The Scoop On The Poop: When Not To Pump Your Septic Tank

Most septic tank owners are well versed on how often to pump their septic tank, whether by yourself or with a company, like 24 Hr Emergency Septic Service. Allowing the tank to get too full results in less space for clear wastewater inside, leading to an over-accumulation of sludge.  By then, your septic tank solids can flow into the soil absorption area, turning your yard into a very undesirable swamp. Or worse, wastewater backs up into your home. Incredibly, there are times when you should not pump your septic tank. Here are three critical times when pumping the septic tank can be dangerous or cause damage to your septic system.

Right Before Buying A Home

It might seem courteous when the sellers of a home have the septic tank pumped for you before you move in. Out with the old and in with the new, so to speak. A normal part of the home buying process includes a home inspection, and a home with a septic tank will require an inspection and test as part of that. As a buyer, you need to know the location, age, and condition of the septic tank, including what type of equipment is involved.

Unfortunately, a freshly pumped, completely empty tank prevents the inspector from:

  • Using a dye test to find evidence of a backup or breakout in the drain field or yard.
  • Discovering potential failures to the septic system
  • Predicting problems when the tank later becomes filled after you move-in

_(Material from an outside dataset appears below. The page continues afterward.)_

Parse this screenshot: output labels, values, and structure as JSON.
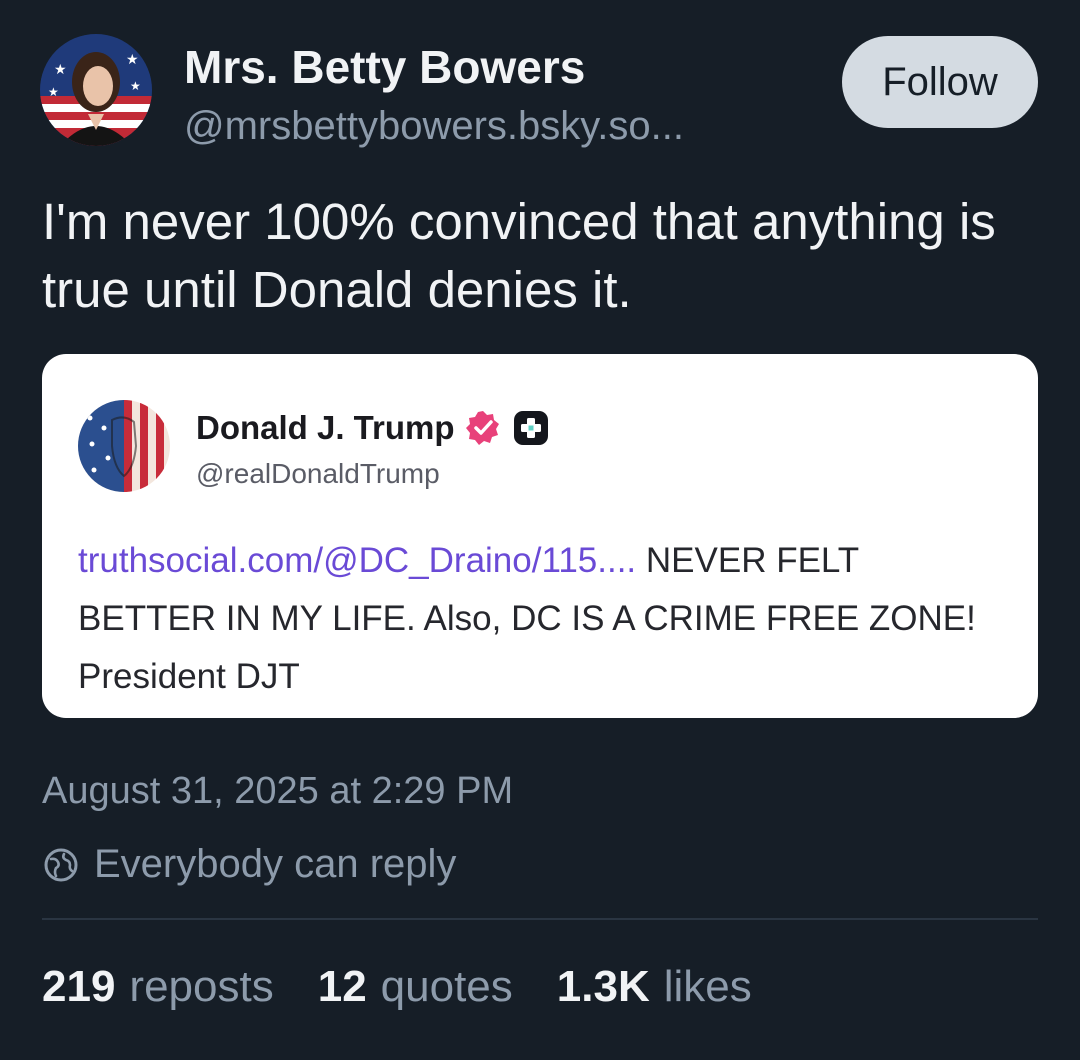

When you're considering buying a home with a septic tank, make sure the home inspection occurs while the tank is untouched. This way, there are no surprises with your septic system after you move in. Then go ahead and have it pumped after it passes and you take possession.

During Area Flooding

If your area just experienced a hurricane or other heavy rainfall or flooding and ground water is very high, do not pump your septic tank. During this time an empty tank is prone to being filled with mud, silt and floodwaters that have to be removed during the cleanup process.  Or worse, your empty tank will actually become buoyant enough to float out of the ground, breaking septic piping. Once groundwater levels have returned to normal you can pump your tank if necessary.

When You're Uncertain Of Tank Age Or Condition

It seems logical that an old tank should be emptied because it could be full, but this is simply not the case. An older, fragile tank that suddenly becomes empty may collapse. Sometimes, a tank may be constructed of unknown material and could be otherwise damaged during the pumping process. Instead, have the tank and system inspected by a professional before having it pumped.